» **DATA**:
=== Begin Enclosure ===

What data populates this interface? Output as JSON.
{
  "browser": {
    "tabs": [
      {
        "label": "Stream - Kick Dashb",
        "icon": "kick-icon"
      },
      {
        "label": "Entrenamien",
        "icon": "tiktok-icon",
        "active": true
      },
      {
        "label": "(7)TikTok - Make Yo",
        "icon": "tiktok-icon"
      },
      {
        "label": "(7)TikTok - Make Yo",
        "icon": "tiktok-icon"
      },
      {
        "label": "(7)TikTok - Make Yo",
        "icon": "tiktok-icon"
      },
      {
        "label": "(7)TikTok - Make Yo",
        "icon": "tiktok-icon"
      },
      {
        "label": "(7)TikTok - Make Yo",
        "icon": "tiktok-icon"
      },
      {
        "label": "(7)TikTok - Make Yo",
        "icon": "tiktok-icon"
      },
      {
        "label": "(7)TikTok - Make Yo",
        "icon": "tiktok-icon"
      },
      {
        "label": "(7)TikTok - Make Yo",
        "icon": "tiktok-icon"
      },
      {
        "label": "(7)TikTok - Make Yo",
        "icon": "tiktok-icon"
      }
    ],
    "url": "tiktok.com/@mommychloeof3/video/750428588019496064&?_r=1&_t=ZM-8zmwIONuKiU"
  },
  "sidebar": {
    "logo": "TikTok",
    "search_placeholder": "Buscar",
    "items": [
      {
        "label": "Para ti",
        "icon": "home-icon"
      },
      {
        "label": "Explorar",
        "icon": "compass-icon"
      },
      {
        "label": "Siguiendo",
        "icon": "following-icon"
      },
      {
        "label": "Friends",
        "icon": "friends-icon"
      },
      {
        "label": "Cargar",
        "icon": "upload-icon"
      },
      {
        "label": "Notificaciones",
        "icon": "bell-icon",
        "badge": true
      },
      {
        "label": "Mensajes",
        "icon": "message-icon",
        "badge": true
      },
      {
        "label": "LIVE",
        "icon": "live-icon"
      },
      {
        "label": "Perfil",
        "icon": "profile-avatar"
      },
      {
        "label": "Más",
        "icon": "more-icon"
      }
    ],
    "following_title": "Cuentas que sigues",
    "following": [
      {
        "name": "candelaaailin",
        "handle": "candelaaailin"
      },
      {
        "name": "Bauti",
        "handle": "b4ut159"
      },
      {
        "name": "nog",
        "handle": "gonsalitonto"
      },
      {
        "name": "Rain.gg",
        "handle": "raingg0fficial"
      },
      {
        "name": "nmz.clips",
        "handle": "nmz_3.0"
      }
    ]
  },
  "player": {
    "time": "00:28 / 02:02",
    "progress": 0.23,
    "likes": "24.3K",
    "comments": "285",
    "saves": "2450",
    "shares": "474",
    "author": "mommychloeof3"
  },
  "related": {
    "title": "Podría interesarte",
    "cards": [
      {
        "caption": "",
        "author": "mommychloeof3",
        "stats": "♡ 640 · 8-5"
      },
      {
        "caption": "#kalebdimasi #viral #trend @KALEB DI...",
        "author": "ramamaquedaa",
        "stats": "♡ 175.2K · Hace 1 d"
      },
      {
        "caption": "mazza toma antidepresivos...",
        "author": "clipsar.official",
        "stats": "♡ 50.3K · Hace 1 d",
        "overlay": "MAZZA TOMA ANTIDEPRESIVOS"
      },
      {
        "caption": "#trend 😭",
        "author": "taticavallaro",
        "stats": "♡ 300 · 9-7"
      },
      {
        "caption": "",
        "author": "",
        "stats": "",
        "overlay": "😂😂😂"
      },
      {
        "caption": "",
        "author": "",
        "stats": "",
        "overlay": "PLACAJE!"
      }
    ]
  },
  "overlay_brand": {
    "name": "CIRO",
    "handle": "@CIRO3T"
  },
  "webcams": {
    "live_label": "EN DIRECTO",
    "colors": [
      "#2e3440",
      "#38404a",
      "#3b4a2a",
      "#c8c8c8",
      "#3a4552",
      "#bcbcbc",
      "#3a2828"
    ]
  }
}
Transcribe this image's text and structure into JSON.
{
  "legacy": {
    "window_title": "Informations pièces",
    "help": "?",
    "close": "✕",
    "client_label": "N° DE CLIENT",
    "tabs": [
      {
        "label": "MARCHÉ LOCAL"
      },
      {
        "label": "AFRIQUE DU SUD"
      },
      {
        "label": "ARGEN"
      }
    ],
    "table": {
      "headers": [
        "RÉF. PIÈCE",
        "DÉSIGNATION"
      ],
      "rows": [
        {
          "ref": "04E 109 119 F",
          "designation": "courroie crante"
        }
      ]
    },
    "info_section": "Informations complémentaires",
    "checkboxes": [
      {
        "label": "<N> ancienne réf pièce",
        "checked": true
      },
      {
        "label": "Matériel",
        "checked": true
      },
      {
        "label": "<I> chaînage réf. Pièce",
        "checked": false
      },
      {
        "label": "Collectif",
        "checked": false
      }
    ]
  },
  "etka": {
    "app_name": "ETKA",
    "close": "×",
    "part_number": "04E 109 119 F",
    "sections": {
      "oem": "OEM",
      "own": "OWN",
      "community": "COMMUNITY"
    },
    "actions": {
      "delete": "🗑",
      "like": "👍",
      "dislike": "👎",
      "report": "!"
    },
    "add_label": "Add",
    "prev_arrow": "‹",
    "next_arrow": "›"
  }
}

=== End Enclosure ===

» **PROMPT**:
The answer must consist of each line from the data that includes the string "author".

» **REPLY TO THE TASK**:
    "author": "mommychloeof3"
        "author": "mommychloeof3",
        "author": "ramamaquedaa",
        "author": "clipsar.official",
        "author": "taticavallaro",
        "author": "",
        "author": "",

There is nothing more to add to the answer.